::: The input

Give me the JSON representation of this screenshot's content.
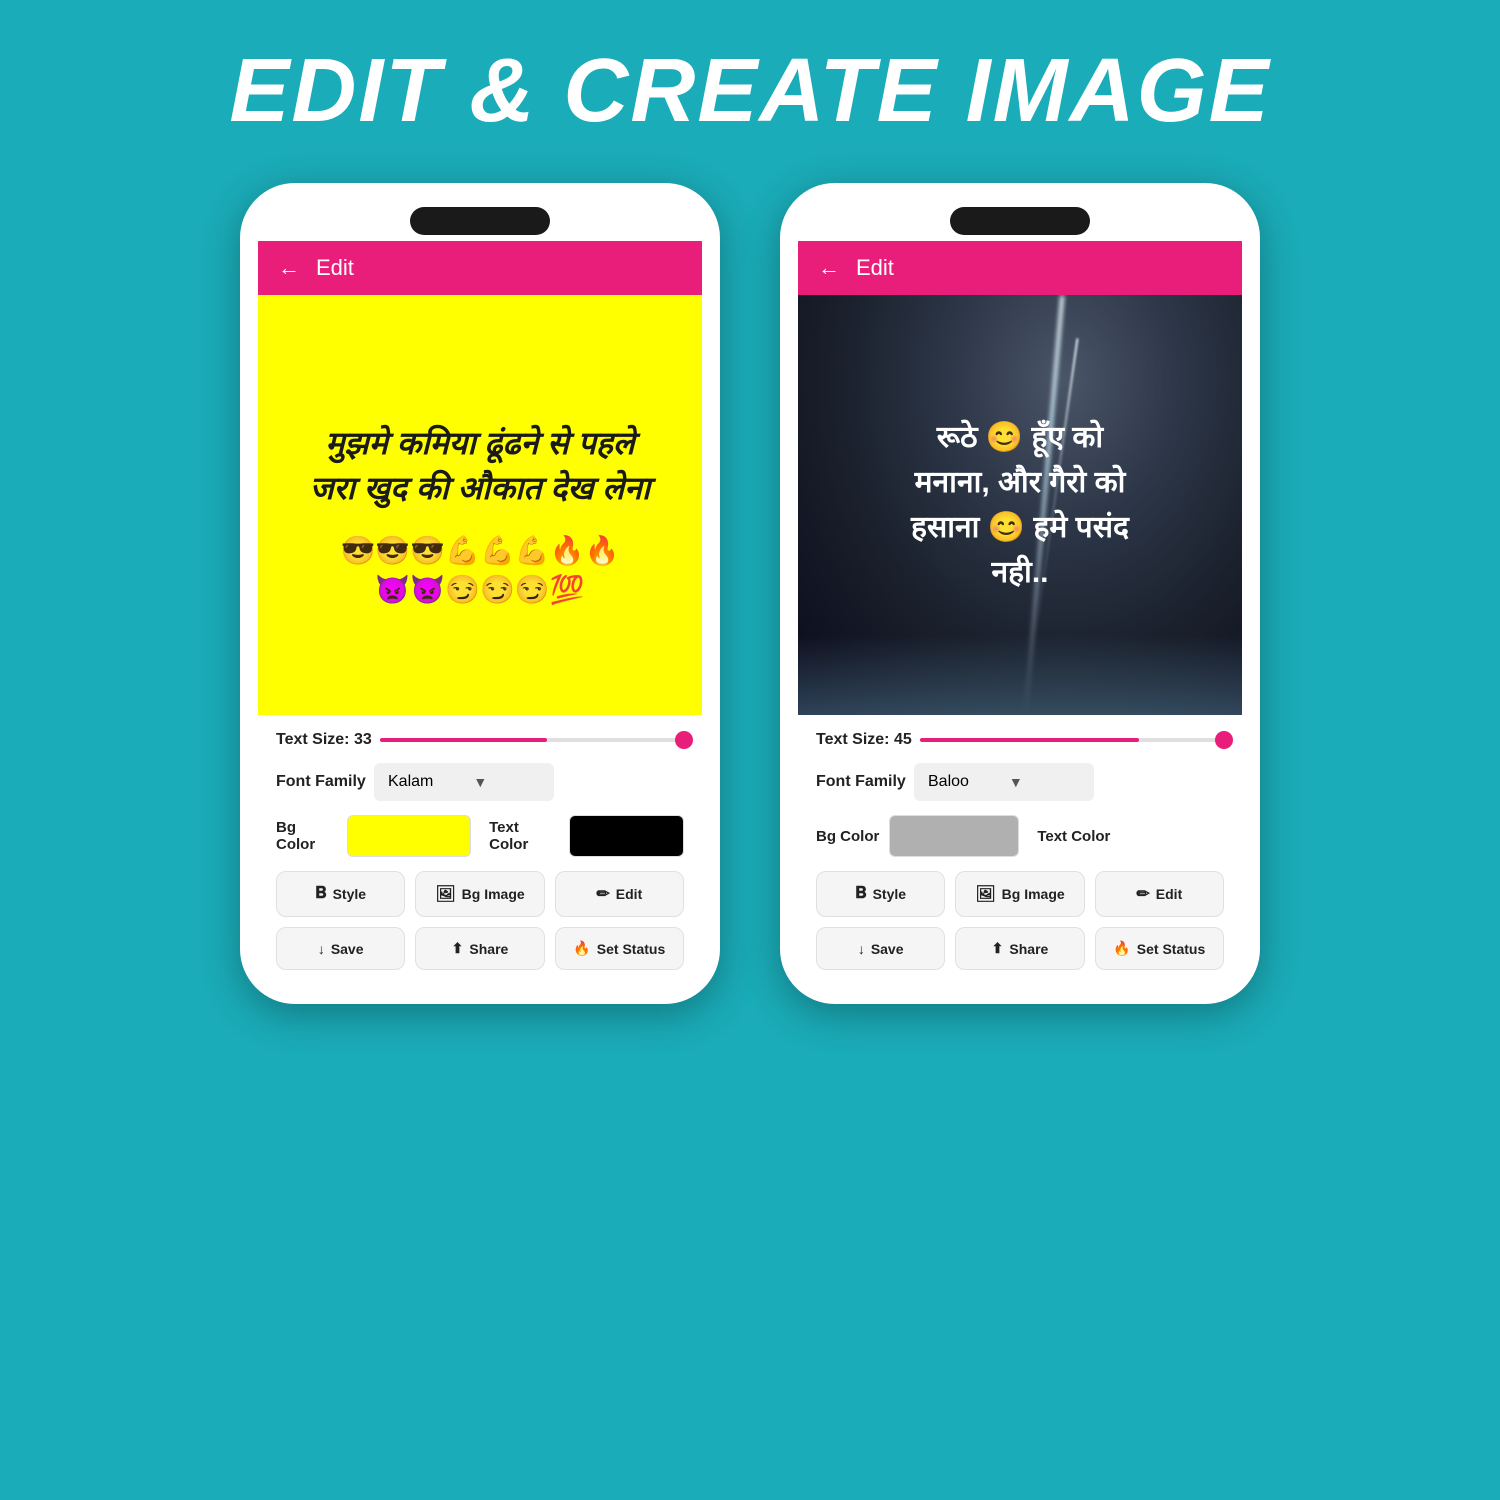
{
  "page": {
    "title": "EDIT & CREATE IMAGE",
    "bg_color": "#1aacb8"
  },
  "phone1": {
    "app_bar": {
      "back_label": "←",
      "title": "Edit"
    },
    "image": {
      "bg_color": "#ffff00",
      "text_line1": "मुझमे कमिया ढूंढने से पहले",
      "text_line2": "जरा खुद की औकात देख लेना",
      "emojis": "😎😎😎💪💪💪🔥🔥\n👿👿😏😏😏💯"
    },
    "controls": {
      "text_size_label": "Text Size:",
      "text_size_value": "33",
      "font_family_label": "Font Family",
      "font_family_value": "Kalam",
      "bg_color_label": "Bg Color",
      "text_color_label": "Text Color",
      "style_btn": "Style",
      "bg_image_btn": "Bg Image",
      "edit_btn": "Edit",
      "save_btn": "Save",
      "share_btn": "Share",
      "set_status_btn": "Set Status"
    }
  },
  "phone2": {
    "app_bar": {
      "back_label": "←",
      "title": "Edit"
    },
    "image": {
      "bg_color": "#1a1a2e",
      "text_line1": "रूठे 😊 हूँए को मनाना, और गैरो को हसाना 😊 हमे पसंद नही.."
    },
    "controls": {
      "text_size_label": "Text Size:",
      "text_size_value": "45",
      "font_family_label": "Font Family",
      "font_family_value": "Baloo",
      "bg_color_label": "Bg Color",
      "text_color_label": "Text Color",
      "style_btn": "Style",
      "bg_image_btn": "Bg Image",
      "edit_btn": "Edit",
      "save_btn": "Save",
      "share_btn": "Share",
      "set_status_btn": "Set Status"
    }
  }
}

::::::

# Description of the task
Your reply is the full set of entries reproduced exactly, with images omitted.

# Solution for this exercise
Give me the JSON representation of this screenshot's content.
{
  "page": {
    "title": "EDIT & CREATE IMAGE",
    "bg_color": "#1aacb8"
  },
  "phone1": {
    "app_bar": {
      "back_label": "←",
      "title": "Edit"
    },
    "image": {
      "bg_color": "#ffff00",
      "text_line1": "मुझमे कमिया ढूंढने से पहले",
      "text_line2": "जरा खुद की औकात देख लेना",
      "emojis": "😎😎😎💪💪💪🔥🔥\n👿👿😏😏😏💯"
    },
    "controls": {
      "text_size_label": "Text Size:",
      "text_size_value": "33",
      "font_family_label": "Font Family",
      "font_family_value": "Kalam",
      "bg_color_label": "Bg Color",
      "text_color_label": "Text Color",
      "style_btn": "Style",
      "bg_image_btn": "Bg Image",
      "edit_btn": "Edit",
      "save_btn": "Save",
      "share_btn": "Share",
      "set_status_btn": "Set Status"
    }
  },
  "phone2": {
    "app_bar": {
      "back_label": "←",
      "title": "Edit"
    },
    "image": {
      "bg_color": "#1a1a2e",
      "text_line1": "रूठे 😊 हूँए को मनाना, और गैरो को हसाना 😊 हमे पसंद नही.."
    },
    "controls": {
      "text_size_label": "Text Size:",
      "text_size_value": "45",
      "font_family_label": "Font Family",
      "font_family_value": "Baloo",
      "bg_color_label": "Bg Color",
      "text_color_label": "Text Color",
      "style_btn": "Style",
      "bg_image_btn": "Bg Image",
      "edit_btn": "Edit",
      "save_btn": "Save",
      "share_btn": "Share",
      "set_status_btn": "Set Status"
    }
  }
}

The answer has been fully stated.